Finding Matches Outside the US
How "Timber" Filters Our DNA Matches at Ancestry
Kitty Cooper posts about a wide range of DNA topics in her blog. Some examples:
Ancestry’s new DNA feature: ThruLines
New AncestryDNA Match Features Explained
A Really Basic Approach to Using GEDmatch
Interesting New DNA Features at Ancestry
Jim Bartlett focuses on the use of DNA segments in genealogy. Some examples:
Are Overlapping DNA Segments Triangulated?
Two Tricks for Finding Common Ancestors
Debbie Parker Wayne blogs about advanced DNA topics and includes extensive references. Some examples:
Copying atDNA Data from One Testing Company to Another - Updated (2021) Process
DNA Painter's Shared cM Tool — Ranges, Probabilities, and Histograms
DNA Analysis: Random is Most Important Factor
AncestryDNA Genetic Communities
Judy G. Russell is the recognized expert on legal issues and genealogy. Some of her posts get into DNA testing. Some examples:
Tree Charts for All on DNA Painter
Your New Ethnicity Estimate is Still an ESTIMATE
Finding Family with Mitochondrial DNA: An Example
Leah Larkin, the DNA Geek, mixes science and genealogy in her blog. Some examples:
Working with WATO: Centimorgan Adjustments
DNA Basics: DNA Is Not Just for Genealogy
Legacy Tree Genealogists has a team of professional genealogists. They also have a blog that includes posts by DNA bloggers. Some examples:
DNA to the Rescue! Solving an Irish Genealogy “Brick Wall”
Better Living Through Statistics: What Are The Odds?
13 Secrets to Getting Replies from DNA Cousin Matches
The Biology Behind Genetic Genealogy
The major DNA testing companies also have blogs. Besides being the first place to learn about new features in your accounts, they often include tips and interesting DNA success stories. From any of the following links just scroll to the bottom of the page and click the Blog link.
Many other bloggers who don't post as frequently on DNA topics have shared some very helpful information on genetic genealogy. Check out these examples:
The Shared cM Project Tool on DNA Painter
Clustering Tools for DNA Matches
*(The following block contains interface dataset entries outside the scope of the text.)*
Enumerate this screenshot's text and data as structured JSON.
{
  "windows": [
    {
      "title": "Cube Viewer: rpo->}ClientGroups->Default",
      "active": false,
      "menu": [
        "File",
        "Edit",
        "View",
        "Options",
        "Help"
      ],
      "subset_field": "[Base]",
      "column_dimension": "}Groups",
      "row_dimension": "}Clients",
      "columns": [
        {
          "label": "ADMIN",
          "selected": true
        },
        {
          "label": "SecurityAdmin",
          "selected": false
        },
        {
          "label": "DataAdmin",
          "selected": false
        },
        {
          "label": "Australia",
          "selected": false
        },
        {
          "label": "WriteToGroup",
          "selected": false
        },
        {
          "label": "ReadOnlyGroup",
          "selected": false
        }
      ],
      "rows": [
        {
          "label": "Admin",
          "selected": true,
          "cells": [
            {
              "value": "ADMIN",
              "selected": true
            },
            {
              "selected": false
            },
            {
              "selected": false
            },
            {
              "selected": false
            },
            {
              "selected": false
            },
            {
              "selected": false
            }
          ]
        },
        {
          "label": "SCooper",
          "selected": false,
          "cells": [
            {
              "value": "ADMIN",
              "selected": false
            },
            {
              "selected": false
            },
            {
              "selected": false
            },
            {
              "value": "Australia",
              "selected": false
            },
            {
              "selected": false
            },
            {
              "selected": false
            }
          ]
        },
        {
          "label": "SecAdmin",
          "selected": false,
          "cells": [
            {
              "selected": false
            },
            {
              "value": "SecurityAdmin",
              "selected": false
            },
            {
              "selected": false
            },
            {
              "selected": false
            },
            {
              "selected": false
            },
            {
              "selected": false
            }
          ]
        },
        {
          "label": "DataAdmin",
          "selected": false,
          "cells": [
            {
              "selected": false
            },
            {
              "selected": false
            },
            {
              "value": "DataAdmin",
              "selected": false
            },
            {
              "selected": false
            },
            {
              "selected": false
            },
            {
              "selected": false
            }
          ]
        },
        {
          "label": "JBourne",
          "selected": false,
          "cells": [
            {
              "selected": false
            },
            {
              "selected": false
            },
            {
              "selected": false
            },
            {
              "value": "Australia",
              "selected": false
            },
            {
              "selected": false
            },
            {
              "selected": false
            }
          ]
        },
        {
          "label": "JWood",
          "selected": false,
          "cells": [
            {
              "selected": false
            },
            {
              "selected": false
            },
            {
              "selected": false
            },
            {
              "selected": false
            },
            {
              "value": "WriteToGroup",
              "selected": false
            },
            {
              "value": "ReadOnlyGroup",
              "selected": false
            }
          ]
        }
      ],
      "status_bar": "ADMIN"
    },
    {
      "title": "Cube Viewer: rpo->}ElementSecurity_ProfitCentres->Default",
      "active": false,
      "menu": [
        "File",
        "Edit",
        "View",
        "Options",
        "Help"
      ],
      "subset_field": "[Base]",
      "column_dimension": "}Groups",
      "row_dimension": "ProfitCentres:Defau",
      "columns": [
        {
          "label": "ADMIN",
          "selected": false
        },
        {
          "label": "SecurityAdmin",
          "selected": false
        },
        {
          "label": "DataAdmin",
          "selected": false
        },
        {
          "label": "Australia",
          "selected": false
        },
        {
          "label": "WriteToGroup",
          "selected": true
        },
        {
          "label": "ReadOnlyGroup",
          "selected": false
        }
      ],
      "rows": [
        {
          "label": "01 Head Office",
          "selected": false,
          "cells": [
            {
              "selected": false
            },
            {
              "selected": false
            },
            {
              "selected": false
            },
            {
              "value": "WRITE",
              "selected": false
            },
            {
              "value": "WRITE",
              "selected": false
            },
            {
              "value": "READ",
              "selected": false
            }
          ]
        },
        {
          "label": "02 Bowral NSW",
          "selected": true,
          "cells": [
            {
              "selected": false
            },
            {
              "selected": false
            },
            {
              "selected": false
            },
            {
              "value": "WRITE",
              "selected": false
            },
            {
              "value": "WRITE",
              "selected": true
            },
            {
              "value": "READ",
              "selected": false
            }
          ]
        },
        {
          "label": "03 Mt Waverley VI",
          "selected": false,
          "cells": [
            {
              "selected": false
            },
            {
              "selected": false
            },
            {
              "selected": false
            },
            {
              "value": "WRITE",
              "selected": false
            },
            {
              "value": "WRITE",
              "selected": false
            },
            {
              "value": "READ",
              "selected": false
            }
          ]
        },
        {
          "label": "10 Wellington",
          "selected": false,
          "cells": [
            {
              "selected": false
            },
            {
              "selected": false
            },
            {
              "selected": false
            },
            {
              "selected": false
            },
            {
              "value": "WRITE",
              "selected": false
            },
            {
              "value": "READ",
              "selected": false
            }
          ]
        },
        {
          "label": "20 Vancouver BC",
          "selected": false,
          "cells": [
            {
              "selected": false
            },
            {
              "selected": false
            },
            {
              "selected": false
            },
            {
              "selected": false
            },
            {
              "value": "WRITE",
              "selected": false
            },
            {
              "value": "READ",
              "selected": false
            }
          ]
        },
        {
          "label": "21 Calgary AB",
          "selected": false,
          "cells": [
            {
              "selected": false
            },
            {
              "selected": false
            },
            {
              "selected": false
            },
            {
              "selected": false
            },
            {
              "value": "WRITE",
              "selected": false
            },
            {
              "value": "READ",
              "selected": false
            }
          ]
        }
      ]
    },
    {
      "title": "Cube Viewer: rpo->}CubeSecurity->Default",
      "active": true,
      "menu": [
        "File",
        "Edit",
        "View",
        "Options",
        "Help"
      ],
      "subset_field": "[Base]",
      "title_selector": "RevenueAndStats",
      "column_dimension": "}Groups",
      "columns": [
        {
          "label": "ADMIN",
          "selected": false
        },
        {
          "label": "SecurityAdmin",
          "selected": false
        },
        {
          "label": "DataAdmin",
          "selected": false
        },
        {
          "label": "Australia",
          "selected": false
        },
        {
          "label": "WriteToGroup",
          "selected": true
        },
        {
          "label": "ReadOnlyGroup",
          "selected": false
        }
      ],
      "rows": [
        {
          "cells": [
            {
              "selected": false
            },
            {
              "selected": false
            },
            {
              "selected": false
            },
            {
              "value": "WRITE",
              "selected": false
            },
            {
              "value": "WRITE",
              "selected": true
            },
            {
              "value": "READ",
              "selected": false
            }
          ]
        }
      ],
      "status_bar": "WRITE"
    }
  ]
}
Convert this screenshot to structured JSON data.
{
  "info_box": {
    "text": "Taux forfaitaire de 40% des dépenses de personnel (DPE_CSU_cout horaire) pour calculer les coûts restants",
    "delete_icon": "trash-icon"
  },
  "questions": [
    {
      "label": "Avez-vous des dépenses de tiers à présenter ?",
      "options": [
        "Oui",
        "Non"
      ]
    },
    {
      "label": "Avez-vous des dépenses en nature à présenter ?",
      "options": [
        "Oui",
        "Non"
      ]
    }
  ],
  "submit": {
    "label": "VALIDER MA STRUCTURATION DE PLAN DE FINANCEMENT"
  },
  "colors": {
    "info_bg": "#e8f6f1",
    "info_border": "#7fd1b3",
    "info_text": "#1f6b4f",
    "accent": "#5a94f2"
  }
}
How DNA Testing Helps Genealogy Research
Should We Celebrate Genetic Ethnicity?
Getting the most from your new Big Y-700 results
Native American DNA Is Just Not That Into You
5 Things You Need to Know About DNA Testing for Genealogy
Review of African AncestryDNA Test
AutoSegment Analysis at Genetic Affairs
What sets mitoYDNA apart from other DNA Databases?
Genetic Clusters and DNAgedcom
How to group Surname Project members
An Example of Chromosome Mapping with DNA Painter
X-DNA Inheritance Charts
Reconstructing DNA from one parent with HAPI
DNA Painter Dimensions: a new way to showcase your ancestral line
Understanding Cluster Matrices
DNA Testing Dispels a Genealogical Myth
How to Assign Relationships to Ancestry DNA Matches
I learned so much from CeCe Moore through her blog, presentations, correspondence, and many one-on-one conversations. After doing a video about my success story, she spent years helping adoptees find birth families.
She founded the DNA Detectives Facebook group and served with me on the Advisory Board of DNA Quest.
Now she is the leader in the field of Investigative Genetic Genealogy, using the methods she pioneered for adoptees to identify the perpetrators of unsolved crimes.
This article about CeCe and her work appeared in The New Yorker.